Hal Finney wrote:
>Selection/evolution plays no part in determining the fate of colonies
>which have fallen behind the wave. Their behavior is unselected-for.
>There is no selection pressure to favor colonies which hold onto the
>systems after launching seeds (once the frontier has become unreachable).
Imagine a group of humans trapped in a sub on the bottom of the sea,
with no chance of rescue. I suppose you could say that their behavior
is unselected for. And in one sense you'd be right. But in another
sense not. The behaviors you would see in that sub would be understandable
in terms of the behaviors that would have made sense in a similar
situation where there was a small non-zero chance of escape. The people
there can't be sure there is no chance of escape, and evolution would have
encouraged their ancestors to try to escape, even when things seemed

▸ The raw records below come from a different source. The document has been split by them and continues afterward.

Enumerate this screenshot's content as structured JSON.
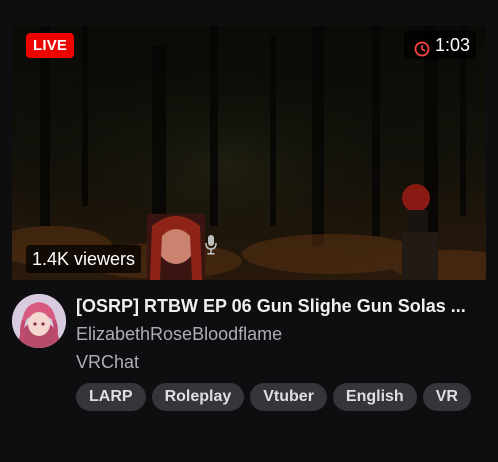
{
  "stream": {
    "live_label": "LIVE",
    "duration": "1:03",
    "viewers": "1.4K viewers",
    "title": "[OSRP] RTBW EP 06 Gun Slighe Gun Solas ...",
    "channel": "ElizabethRoseBloodflame",
    "category": "VRChat",
    "tags": [
      "LARP",
      "Roleplay",
      "Vtuber",
      "English",
      "VR"
    ]
  },
  "icons": {
    "duration": "clock-icon",
    "mic": "microphone-icon"
  },
  "colors": {
    "live_badge": "#eb0400",
    "background": "#0e0e10",
    "tag_bg": "#35353b",
    "secondary_text": "#adadb8"
  }
}
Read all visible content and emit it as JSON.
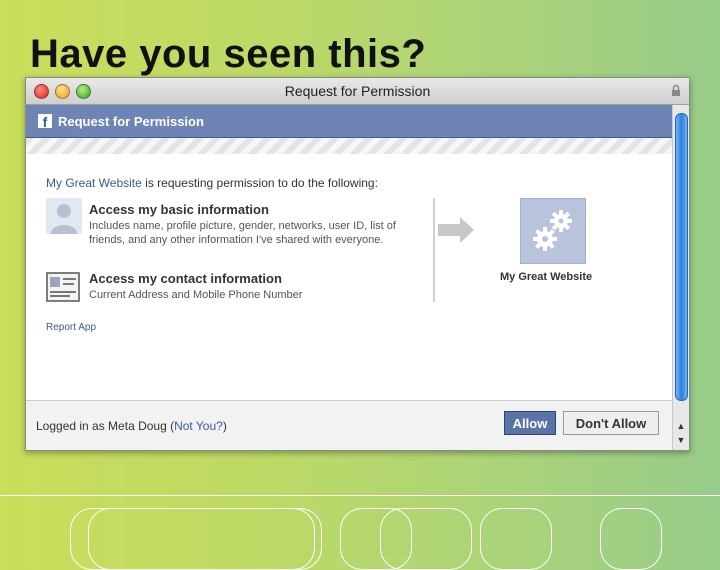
{
  "slide": {
    "title": "Have you seen this?"
  },
  "window": {
    "title": "Request for Permission"
  },
  "dialog": {
    "header_title": "Request for Permission",
    "app_name": "My Great Website",
    "request_suffix": " is requesting permission to do the following:",
    "permissions": [
      {
        "title": "Access my basic information",
        "description": "Includes name, profile picture, gender, networks, user ID, list of friends, and any other information I've shared with everyone.",
        "icon": "profile-silhouette-icon"
      },
      {
        "title": "Access my contact information",
        "description": "Current Address and Mobile Phone Number",
        "icon": "contact-card-icon"
      }
    ],
    "target_app_label": "My Great Website",
    "report_link": "Report App"
  },
  "footer": {
    "logged_prefix": "Logged in as Meta Doug (",
    "not_you": "Not You?",
    "logged_suffix": ")",
    "allow_label": "Allow",
    "deny_label": "Don't Allow"
  },
  "colors": {
    "facebook_blue": "#3b5998",
    "header_bar": "#6d84b4",
    "allow_button": "#5b74a8",
    "scroll_thumb": "#2f7fd8"
  }
}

Colonists fallen behind the traveling wave still have a non-zero chance
of making it back to the front. If that is how they think of their
situation, they might still try as hard as possible to move forward fast.
Robin Hanson firstname.lastname@example.org http://hanson.gmu.edu
Asst. Prof. Economics, George Mason University
MSN 1D3, Carow Hall, Fairfax VA 22030-4444
703-993-2326 FAX: 703-993-2323
This archive was generated by hypermail 2b30 : Mon May 28 2001 - 09:50:17 MDT